Excluding any images, copy all of the lines below precisely as written.

◇ ◇ ◇ ◇

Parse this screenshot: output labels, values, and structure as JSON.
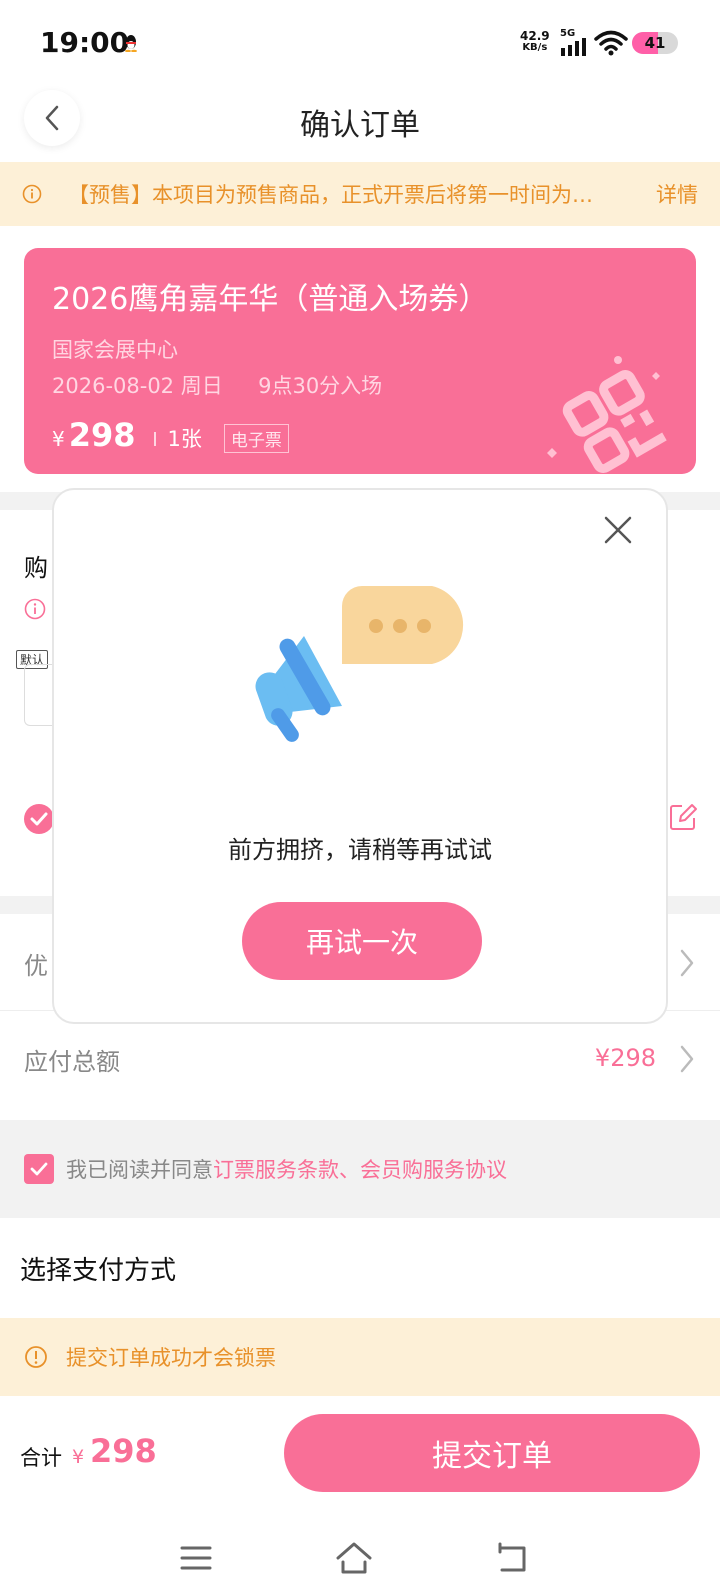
{
  "status_bar": {
    "time": "19:00",
    "net_speed_value": "42.9",
    "net_speed_unit": "KB/s",
    "network": "5G",
    "battery": "41"
  },
  "header": {
    "title": "确认订单"
  },
  "presale_banner": {
    "text": "【预售】本项目为预售商品，正式开票后将第一时间为…",
    "detail_label": "详情",
    "color": "#e8912a"
  },
  "ticket": {
    "name": "2026鹰角嘉年华（普通入场券）",
    "venue": "国家会展中心",
    "date": "2026-08-02 周日",
    "entry_time": "9点30分入场",
    "currency": "¥",
    "price": "298",
    "quantity": "1张",
    "ticket_type": "电子票",
    "color": "#f96f97"
  },
  "buyer": {
    "title_partial": "购",
    "default_tag": "默认"
  },
  "rows": {
    "discount_label_partial": "优",
    "total_label": "应付总额",
    "total_value": "¥298"
  },
  "agreement": {
    "prefix": "我已阅读并同意",
    "link": "订票服务条款、会员购服务协议"
  },
  "payment": {
    "title": "选择支付方式"
  },
  "lock_banner": {
    "text": "提交订单成功才会锁票"
  },
  "bottom_bar": {
    "total_label": "合计",
    "currency": "¥",
    "total_amount": "298",
    "submit_label": "提交订单"
  },
  "modal": {
    "message": "前方拥挤，请稍等再试试",
    "retry_label": "再试一次"
  },
  "icons": {
    "back": "chevron-left-icon",
    "close": "close-icon",
    "info": "info-icon",
    "edit": "edit-icon",
    "chevron": "chevron-right-icon",
    "nav_menu": "menu-icon",
    "nav_home": "home-icon",
    "nav_back": "back-icon"
  }
}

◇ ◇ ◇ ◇

**Result:**
Parse this screenshot: output labels, values, and structure as JSON.
{
  "status_bar": {
    "time": "19:00",
    "net_speed_value": "42.9",
    "net_speed_unit": "KB/s",
    "network": "5G",
    "battery": "41"
  },
  "header": {
    "title": "确认订单"
  },
  "presale_banner": {
    "text": "【预售】本项目为预售商品，正式开票后将第一时间为…",
    "detail_label": "详情",
    "color": "#e8912a"
  },
  "ticket": {
    "name": "2026鹰角嘉年华（普通入场券）",
    "venue": "国家会展中心",
    "date": "2026-08-02 周日",
    "entry_time": "9点30分入场",
    "currency": "¥",
    "price": "298",
    "quantity": "1张",
    "ticket_type": "电子票",
    "color": "#f96f97"
  },
  "buyer": {
    "title_partial": "购",
    "default_tag": "默认"
  },
  "rows": {
    "discount_label_partial": "优",
    "total_label": "应付总额",
    "total_value": "¥298"
  },
  "agreement": {
    "prefix": "我已阅读并同意",
    "link": "订票服务条款、会员购服务协议"
  },
  "payment": {
    "title": "选择支付方式"
  },
  "lock_banner": {
    "text": "提交订单成功才会锁票"
  },
  "bottom_bar": {
    "total_label": "合计",
    "currency": "¥",
    "total_amount": "298",
    "submit_label": "提交订单"
  },
  "modal": {
    "message": "前方拥挤，请稍等再试试",
    "retry_label": "再试一次"
  },
  "icons": {
    "back": "chevron-left-icon",
    "close": "close-icon",
    "info": "info-icon",
    "edit": "edit-icon",
    "chevron": "chevron-right-icon",
    "nav_menu": "menu-icon",
    "nav_home": "home-icon",
    "nav_back": "back-icon"
  }
}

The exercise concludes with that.